> [TASK TO CARRY OUT]
All entries below are to be copied precisely as they appear.

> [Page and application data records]
+ + +

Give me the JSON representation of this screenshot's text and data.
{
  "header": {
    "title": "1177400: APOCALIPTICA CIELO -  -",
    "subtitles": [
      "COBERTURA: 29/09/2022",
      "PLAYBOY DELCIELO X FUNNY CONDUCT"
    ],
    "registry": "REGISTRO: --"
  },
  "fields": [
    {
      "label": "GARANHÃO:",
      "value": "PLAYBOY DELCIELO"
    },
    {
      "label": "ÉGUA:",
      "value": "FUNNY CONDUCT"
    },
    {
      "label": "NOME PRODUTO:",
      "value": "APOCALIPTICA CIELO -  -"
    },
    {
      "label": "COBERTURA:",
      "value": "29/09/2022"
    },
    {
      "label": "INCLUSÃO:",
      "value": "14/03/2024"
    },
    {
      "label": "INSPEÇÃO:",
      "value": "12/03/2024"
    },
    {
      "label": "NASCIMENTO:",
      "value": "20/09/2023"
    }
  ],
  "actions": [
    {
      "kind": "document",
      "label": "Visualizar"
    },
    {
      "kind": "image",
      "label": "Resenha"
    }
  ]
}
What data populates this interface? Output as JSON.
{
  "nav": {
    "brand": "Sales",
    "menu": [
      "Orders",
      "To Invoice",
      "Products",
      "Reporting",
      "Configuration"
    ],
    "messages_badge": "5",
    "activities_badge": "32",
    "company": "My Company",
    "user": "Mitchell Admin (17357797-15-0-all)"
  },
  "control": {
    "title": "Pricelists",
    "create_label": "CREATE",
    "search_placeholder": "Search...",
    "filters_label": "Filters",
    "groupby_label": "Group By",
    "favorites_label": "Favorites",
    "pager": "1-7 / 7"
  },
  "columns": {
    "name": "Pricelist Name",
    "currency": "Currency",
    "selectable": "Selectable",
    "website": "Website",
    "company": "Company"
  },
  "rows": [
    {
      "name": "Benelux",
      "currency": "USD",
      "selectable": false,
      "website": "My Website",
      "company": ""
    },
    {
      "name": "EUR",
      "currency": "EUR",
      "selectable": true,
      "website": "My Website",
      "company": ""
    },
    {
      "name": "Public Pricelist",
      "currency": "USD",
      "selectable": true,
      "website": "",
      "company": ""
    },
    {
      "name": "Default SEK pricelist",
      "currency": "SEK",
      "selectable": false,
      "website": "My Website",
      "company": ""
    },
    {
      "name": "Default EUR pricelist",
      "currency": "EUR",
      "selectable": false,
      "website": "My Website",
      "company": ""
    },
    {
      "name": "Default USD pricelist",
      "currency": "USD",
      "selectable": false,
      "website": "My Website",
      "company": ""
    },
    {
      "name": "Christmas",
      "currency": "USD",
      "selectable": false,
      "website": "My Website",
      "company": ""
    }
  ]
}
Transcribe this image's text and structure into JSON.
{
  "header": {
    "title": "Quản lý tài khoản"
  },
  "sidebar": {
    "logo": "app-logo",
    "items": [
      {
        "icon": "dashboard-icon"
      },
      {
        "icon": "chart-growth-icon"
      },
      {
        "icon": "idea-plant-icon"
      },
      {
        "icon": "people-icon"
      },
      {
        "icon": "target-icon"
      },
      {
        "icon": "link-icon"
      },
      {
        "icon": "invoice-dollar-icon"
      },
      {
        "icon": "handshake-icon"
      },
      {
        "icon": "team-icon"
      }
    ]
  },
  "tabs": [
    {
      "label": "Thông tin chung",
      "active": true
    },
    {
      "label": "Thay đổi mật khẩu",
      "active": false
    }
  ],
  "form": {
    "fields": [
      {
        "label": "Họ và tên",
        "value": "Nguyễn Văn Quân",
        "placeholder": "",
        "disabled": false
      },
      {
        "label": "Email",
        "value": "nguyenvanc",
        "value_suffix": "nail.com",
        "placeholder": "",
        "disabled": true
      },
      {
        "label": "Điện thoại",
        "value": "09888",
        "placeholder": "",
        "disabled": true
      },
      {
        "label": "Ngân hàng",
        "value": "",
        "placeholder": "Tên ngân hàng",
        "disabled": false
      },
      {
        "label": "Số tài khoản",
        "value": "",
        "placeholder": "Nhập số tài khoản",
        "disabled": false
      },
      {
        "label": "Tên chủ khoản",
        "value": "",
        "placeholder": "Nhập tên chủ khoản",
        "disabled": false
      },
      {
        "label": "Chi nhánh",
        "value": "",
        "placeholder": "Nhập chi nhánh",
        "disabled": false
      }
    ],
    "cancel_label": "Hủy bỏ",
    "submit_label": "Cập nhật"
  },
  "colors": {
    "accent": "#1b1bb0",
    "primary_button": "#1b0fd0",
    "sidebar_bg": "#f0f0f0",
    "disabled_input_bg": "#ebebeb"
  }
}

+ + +

> [ANSWER]
Give me the JSON representation of this screenshot's text and data.
{
  "header": {
    "title": "1177400: APOCALIPTICA CIELO -  -",
    "subtitles": [
      "COBERTURA: 29/09/2022",
      "PLAYBOY DELCIELO X FUNNY CONDUCT"
    ],
    "registry": "REGISTRO: --"
  },
  "fields": [
    {
      "label": "GARANHÃO:",
      "value": "PLAYBOY DELCIELO"
    },
    {
      "label": "ÉGUA:",
      "value": "FUNNY CONDUCT"
    },
    {
      "label": "NOME PRODUTO:",
      "value": "APOCALIPTICA CIELO -  -"
    },
    {
      "label": "COBERTURA:",
      "value": "29/09/2022"
    },
    {
      "label": "INCLUSÃO:",
      "value": "14/03/2024"
    },
    {
      "label": "INSPEÇÃO:",
      "value": "12/03/2024"
    },
    {
      "label": "NASCIMENTO:",
      "value": "20/09/2023"
    }
  ],
  "actions": [
    {
      "kind": "document",
      "label": "Visualizar"
    },
    {
      "kind": "image",
      "label": "Resenha"
    }
  ]
}
What data populates this interface? Output as JSON.
{
  "nav": {
    "brand": "Sales",
    "menu": [
      "Orders",
      "To Invoice",
      "Products",
      "Reporting",
      "Configuration"
    ],
    "messages_badge": "5",
    "activities_badge": "32",
    "company": "My Company",
    "user": "Mitchell Admin (17357797-15-0-all)"
  },
  "control": {
    "title": "Pricelists",
    "create_label": "CREATE",
    "search_placeholder": "Search...",
    "filters_label": "Filters",
    "groupby_label": "Group By",
    "favorites_label": "Favorites",
    "pager": "1-7 / 7"
  },
  "columns": {
    "name": "Pricelist Name",
    "currency": "Currency",
    "selectable": "Selectable",
    "website": "Website",
    "company": "Company"
  },
  "rows": [
    {
      "name": "Benelux",
      "currency": "USD",
      "selectable": false,
      "website": "My Website",
      "company": ""
    },
    {
      "name": "EUR",
      "currency": "EUR",
      "selectable": true,
      "website": "My Website",
      "company": ""
    },
    {
      "name": "Public Pricelist",
      "currency": "USD",
      "selectable": true,
      "website": "",
      "company": ""
    },
    {
      "name": "Default SEK pricelist",
      "currency": "SEK",
      "selectable": false,
      "website": "My Website",
      "company": ""
    },
    {
      "name": "Default EUR pricelist",
      "currency": "EUR",
      "selectable": false,
      "website": "My Website",
      "company": ""
    },
    {
      "name": "Default USD pricelist",
      "currency": "USD",
      "selectable": false,
      "website": "My Website",
      "company": ""
    },
    {
      "name": "Christmas",
      "currency": "USD",
      "selectable": false,
      "website": "My Website",
      "company": ""
    }
  ]
}
Transcribe this image's text and structure into JSON.
{
  "header": {
    "title": "Quản lý tài khoản"
  },
  "sidebar": {
    "logo": "app-logo",
    "items": [
      {
        "icon": "dashboard-icon"
      },
      {
        "icon": "chart-growth-icon"
      },
      {
        "icon": "idea-plant-icon"
      },
      {
        "icon": "people-icon"
      },
      {
        "icon": "target-icon"
      },
      {
        "icon": "link-icon"
      },
      {
        "icon": "invoice-dollar-icon"
      },
      {
        "icon": "handshake-icon"
      },
      {
        "icon": "team-icon"
      }
    ]
  },
  "tabs": [
    {
      "label": "Thông tin chung",
      "active": true
    },
    {
      "label": "Thay đổi mật khẩu",
      "active": false
    }
  ],
  "form": {
    "fields": [
      {
        "label": "Họ và tên",
        "value": "Nguyễn Văn Quân",
        "placeholder": "",
        "disabled": false
      },
      {
        "label": "Email",
        "value": "nguyenvanc",
        "value_suffix": "nail.com",
        "placeholder": "",
        "disabled": true
      },
      {
        "label": "Điện thoại",
        "value": "09888",
        "placeholder": "",
        "disabled": true
      },
      {
        "label": "Ngân hàng",
        "value": "",
        "placeholder": "Tên ngân hàng",
        "disabled": false
      },
      {
        "label": "Số tài khoản",
        "value": "",
        "placeholder": "Nhập số tài khoản",
        "disabled": false
      },
      {
        "label": "Tên chủ khoản",
        "value": "",
        "placeholder": "Nhập tên chủ khoản",
        "disabled": false
      },
      {
        "label": "Chi nhánh",
        "value": "",
        "placeholder": "Nhập chi nhánh",
        "disabled": false
      }
    ],
    "cancel_label": "Hủy bỏ",
    "submit_label": "Cập nhật"
  },
  "colors": {
    "accent": "#1b1bb0",
    "primary_button": "#1b0fd0",
    "sidebar_bg": "#f0f0f0",
    "disabled_input_bg": "#ebebeb"
  }
}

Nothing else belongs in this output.